*Aim of the task*:
Your task is to filter the entries and copy every line containing the string "Germany".

Top of Data

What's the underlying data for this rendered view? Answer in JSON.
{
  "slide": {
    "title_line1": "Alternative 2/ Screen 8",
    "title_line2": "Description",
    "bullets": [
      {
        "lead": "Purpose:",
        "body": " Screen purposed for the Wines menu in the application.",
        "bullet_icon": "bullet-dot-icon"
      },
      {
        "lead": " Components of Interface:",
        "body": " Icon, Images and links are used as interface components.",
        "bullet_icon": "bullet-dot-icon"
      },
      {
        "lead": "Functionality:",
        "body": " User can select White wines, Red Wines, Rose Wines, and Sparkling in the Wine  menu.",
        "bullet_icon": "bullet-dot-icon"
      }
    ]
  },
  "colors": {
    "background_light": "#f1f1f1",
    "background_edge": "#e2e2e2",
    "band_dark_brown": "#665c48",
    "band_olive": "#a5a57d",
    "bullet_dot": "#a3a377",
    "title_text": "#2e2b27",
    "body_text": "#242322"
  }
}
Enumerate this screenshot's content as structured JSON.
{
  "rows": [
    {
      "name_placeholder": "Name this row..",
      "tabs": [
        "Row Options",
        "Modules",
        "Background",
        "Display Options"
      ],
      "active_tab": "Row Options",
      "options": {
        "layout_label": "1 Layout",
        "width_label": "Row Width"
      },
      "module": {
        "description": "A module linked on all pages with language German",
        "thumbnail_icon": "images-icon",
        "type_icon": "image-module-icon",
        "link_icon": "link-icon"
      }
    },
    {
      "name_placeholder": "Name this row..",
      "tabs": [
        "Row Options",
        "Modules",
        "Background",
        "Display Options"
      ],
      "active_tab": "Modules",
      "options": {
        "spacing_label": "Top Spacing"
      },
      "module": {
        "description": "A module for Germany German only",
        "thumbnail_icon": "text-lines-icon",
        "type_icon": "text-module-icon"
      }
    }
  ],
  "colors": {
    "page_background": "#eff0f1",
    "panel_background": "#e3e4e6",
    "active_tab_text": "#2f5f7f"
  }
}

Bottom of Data
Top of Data

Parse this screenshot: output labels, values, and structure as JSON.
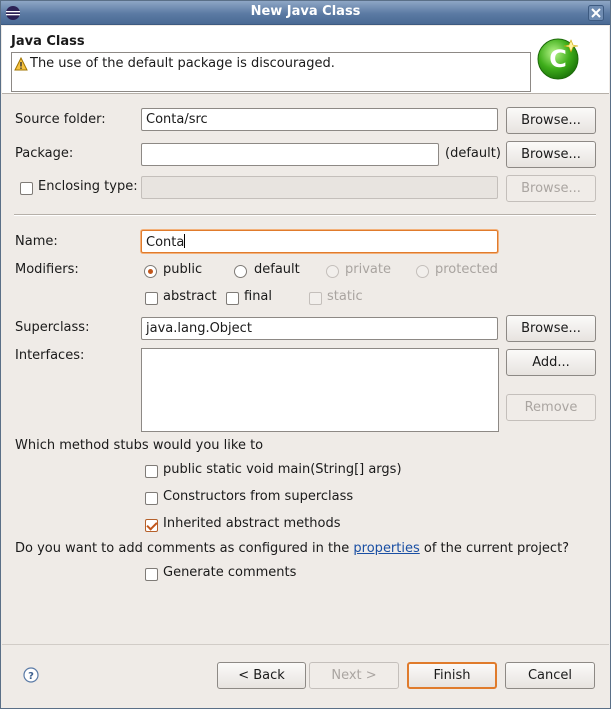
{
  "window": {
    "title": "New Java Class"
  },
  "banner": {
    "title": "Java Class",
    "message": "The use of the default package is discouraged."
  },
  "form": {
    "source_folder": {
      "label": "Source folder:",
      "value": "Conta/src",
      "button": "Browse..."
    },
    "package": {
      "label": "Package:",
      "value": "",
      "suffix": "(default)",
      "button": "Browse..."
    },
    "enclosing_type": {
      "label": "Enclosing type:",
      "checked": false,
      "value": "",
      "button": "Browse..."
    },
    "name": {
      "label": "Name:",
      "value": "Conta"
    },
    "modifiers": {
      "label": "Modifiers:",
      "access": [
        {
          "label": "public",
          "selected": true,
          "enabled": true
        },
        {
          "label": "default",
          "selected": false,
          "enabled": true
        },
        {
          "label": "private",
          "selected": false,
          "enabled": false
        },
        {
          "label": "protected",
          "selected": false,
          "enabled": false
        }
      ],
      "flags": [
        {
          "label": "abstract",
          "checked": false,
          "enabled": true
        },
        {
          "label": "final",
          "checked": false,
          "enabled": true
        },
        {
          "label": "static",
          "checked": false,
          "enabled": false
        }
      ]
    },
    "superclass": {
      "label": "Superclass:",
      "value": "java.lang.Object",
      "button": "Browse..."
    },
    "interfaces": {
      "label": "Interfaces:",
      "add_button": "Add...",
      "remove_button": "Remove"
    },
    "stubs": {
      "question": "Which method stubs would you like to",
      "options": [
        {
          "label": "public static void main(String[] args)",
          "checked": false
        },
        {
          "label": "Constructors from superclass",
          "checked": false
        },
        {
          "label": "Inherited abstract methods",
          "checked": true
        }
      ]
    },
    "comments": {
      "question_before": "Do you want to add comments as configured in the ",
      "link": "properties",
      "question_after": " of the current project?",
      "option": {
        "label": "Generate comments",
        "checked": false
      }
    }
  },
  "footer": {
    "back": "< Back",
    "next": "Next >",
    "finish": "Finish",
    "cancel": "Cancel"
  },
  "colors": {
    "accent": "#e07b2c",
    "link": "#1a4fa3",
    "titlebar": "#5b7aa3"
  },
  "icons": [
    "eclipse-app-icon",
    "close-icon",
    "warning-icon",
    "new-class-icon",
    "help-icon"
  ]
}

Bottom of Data
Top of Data

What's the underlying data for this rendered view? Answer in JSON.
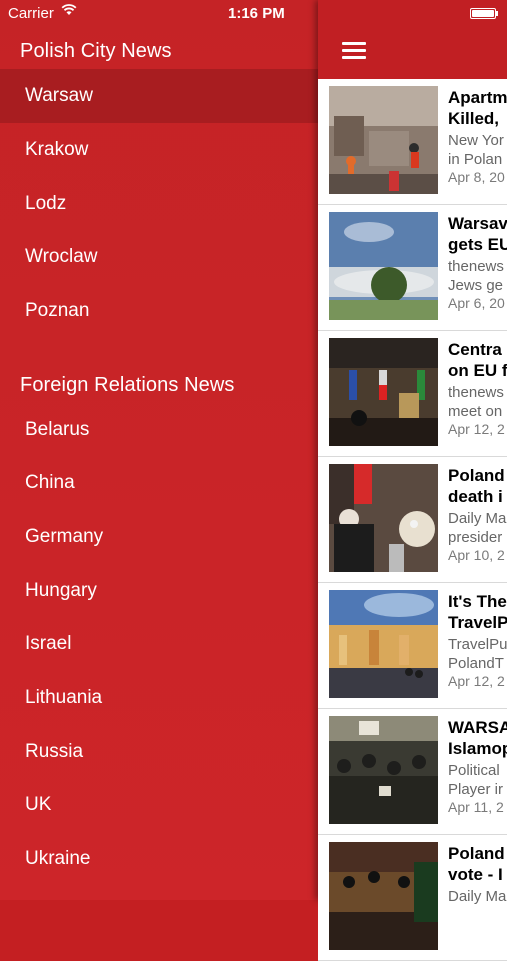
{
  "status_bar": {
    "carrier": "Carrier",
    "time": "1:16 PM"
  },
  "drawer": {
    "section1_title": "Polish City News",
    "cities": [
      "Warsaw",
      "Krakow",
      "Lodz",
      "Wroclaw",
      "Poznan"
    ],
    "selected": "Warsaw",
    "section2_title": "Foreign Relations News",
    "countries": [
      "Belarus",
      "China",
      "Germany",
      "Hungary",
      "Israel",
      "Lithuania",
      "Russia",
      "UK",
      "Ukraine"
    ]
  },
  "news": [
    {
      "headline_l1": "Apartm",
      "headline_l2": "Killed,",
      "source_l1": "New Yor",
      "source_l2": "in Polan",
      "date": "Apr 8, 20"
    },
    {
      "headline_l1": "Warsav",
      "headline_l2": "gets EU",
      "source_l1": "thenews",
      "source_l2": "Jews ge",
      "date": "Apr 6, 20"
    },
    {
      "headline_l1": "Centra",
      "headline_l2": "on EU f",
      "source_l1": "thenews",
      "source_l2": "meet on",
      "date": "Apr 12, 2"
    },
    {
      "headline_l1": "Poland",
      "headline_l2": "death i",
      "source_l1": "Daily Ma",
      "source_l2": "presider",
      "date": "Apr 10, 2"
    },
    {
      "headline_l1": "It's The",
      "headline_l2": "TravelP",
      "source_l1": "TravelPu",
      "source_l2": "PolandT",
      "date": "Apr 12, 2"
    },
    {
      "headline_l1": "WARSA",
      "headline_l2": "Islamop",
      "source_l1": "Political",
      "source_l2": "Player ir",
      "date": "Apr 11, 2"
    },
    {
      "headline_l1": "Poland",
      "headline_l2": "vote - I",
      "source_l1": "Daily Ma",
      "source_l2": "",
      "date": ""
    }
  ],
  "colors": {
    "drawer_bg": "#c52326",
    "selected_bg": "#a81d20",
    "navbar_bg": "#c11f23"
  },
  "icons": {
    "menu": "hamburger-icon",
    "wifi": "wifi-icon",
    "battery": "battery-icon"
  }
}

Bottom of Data

*Answer to the exercise*:
        "description": "A module for Germany German only",
      "Germany",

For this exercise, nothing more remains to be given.